--- AIM OF THE EXERCISE ---
When you retype the data, keep every line exactly as it appears.

--- RECORD EXCERPTS ---
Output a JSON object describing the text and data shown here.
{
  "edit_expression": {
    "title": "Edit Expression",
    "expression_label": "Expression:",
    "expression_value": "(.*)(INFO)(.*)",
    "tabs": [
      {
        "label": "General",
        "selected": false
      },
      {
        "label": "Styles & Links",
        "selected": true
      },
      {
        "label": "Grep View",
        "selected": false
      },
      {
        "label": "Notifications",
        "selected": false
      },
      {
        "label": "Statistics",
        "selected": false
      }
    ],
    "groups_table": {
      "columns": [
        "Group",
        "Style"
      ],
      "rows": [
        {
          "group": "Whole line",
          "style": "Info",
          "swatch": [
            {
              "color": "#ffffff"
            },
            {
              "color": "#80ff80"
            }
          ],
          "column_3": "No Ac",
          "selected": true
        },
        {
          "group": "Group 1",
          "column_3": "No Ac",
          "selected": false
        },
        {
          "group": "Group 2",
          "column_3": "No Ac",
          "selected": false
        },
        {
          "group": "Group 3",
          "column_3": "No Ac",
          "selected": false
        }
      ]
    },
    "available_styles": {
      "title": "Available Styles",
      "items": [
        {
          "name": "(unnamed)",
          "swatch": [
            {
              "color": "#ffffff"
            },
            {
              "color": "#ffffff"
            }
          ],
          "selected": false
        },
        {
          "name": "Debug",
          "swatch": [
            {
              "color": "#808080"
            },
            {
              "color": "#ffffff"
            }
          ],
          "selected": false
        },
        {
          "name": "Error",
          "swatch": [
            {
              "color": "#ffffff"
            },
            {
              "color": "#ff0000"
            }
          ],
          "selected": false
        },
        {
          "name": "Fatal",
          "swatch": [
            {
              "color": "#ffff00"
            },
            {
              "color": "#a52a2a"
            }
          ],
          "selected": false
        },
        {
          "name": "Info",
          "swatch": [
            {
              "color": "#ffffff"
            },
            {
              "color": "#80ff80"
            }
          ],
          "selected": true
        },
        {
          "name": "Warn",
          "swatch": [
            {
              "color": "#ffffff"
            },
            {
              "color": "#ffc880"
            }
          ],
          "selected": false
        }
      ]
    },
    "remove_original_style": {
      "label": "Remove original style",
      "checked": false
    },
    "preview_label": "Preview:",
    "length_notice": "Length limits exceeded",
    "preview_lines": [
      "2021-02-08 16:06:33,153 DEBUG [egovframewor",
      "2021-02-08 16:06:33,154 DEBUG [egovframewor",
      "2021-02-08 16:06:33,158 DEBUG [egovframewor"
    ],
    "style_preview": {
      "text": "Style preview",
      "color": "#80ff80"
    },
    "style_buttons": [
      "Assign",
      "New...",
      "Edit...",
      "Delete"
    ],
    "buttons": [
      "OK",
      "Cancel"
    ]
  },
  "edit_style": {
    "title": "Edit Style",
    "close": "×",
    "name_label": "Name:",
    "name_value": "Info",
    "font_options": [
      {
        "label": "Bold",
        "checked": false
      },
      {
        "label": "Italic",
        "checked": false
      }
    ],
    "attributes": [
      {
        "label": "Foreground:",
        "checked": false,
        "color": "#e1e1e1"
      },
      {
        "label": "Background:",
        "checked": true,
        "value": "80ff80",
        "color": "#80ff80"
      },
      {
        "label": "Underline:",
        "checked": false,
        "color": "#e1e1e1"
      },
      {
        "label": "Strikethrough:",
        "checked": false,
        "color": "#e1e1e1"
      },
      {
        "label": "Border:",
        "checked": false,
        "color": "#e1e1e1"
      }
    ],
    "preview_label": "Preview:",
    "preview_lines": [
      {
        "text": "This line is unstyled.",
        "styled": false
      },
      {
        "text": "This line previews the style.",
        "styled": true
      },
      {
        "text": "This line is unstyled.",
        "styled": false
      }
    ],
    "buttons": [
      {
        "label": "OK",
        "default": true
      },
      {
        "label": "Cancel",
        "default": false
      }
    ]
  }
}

--- PROBLEM SOLUTION ---
Output a JSON object describing the text and data shown here.
{
  "edit_expression": {
    "title": "Edit Expression",
    "expression_label": "Expression:",
    "expression_value": "(.*)(INFO)(.*)",
    "tabs": [
      {
        "label": "General",
        "selected": false
      },
      {
        "label": "Styles & Links",
        "selected": true
      },
      {
        "label": "Grep View",
        "selected": false
      },
      {
        "label": "Notifications",
        "selected": false
      },
      {
        "label": "Statistics",
        "selected": false
      }
    ],
    "groups_table": {
      "columns": [
        "Group",
        "Style"
      ],
      "rows": [
        {
          "group": "Whole line",
          "style": "Info",
          "swatch": [
            {
              "color": "#ffffff"
            },
            {
              "color": "#80ff80"
            }
          ],
          "column_3": "No Ac",
          "selected": true
        },
        {
          "group": "Group 1",
          "column_3": "No Ac",
          "selected": false
        },
        {
          "group": "Group 2",
          "column_3": "No Ac",
          "selected": false
        },
        {
          "group": "Group 3",
          "column_3": "No Ac",
          "selected": false
        }
      ]
    },
    "available_styles": {
      "title": "Available Styles",
      "items": [
        {
          "name": "(unnamed)",
          "swatch": [
            {
              "color": "#ffffff"
            },
            {
              "color": "#ffffff"
            }
          ],
          "selected": false
        },
        {
          "name": "Debug",
          "swatch": [
            {
              "color": "#808080"
            },
            {
              "color": "#ffffff"
            }
          ],
          "selected": false
        },
        {
          "name": "Error",
          "swatch": [
            {
              "color": "#ffffff"
            },
            {
              "color": "#ff0000"
            }
          ],
          "selected": false
        },
        {
          "name": "Fatal",
          "swatch": [
            {
              "color": "#ffff00"
            },
            {
              "color": "#a52a2a"
            }
          ],
          "selected": false
        },
        {
          "name": "Info",
          "swatch": [
            {
              "color": "#ffffff"
            },
            {
              "color": "#80ff80"
            }
          ],
          "selected": true
        },
        {
          "name": "Warn",
          "swatch": [
            {
              "color": "#ffffff"
            },
            {
              "color": "#ffc880"
            }
          ],
          "selected": false
        }
      ]
    },
    "remove_original_style": {
      "label": "Remove original style",
      "checked": false
    },
    "preview_label": "Preview:",
    "length_notice": "Length limits exceeded",
    "preview_lines": [
      "2021-02-08 16:06:33,153 DEBUG [egovframewor",
      "2021-02-08 16:06:33,154 DEBUG [egovframewor",
      "2021-02-08 16:06:33,158 DEBUG [egovframewor"
    ],
    "style_preview": {
      "text": "Style preview",
      "color": "#80ff80"
    },
    "style_buttons": [
      "Assign",
      "New...",
      "Edit...",
      "Delete"
    ],
    "buttons": [
      "OK",
      "Cancel"
    ]
  },
  "edit_style": {
    "title": "Edit Style",
    "close": "×",
    "name_label": "Name:",
    "name_value": "Info",
    "font_options": [
      {
        "label": "Bold",
        "checked": false
      },
      {
        "label": "Italic",
        "checked": false
      }
    ],
    "attributes": [
      {
        "label": "Foreground:",
        "checked": false,
        "color": "#e1e1e1"
      },
      {
        "label": "Background:",
        "checked": true,
        "value": "80ff80",
        "color": "#80ff80"
      },
      {
        "label": "Underline:",
        "checked": false,
        "color": "#e1e1e1"
      },
      {
        "label": "Strikethrough:",
        "checked": false,
        "color": "#e1e1e1"
      },
      {
        "label": "Border:",
        "checked": false,
        "color": "#e1e1e1"
      }
    ],
    "preview_label": "Preview:",
    "preview_lines": [
      {
        "text": "This line is unstyled.",
        "styled": false
      },
      {
        "text": "This line previews the style.",
        "styled": true
      },
      {
        "text": "This line is unstyled.",
        "styled": false
      }
    ],
    "buttons": [
      {
        "label": "OK",
        "default": true
      },
      {
        "label": "Cancel",
        "default": false
      }
    ]
  }
}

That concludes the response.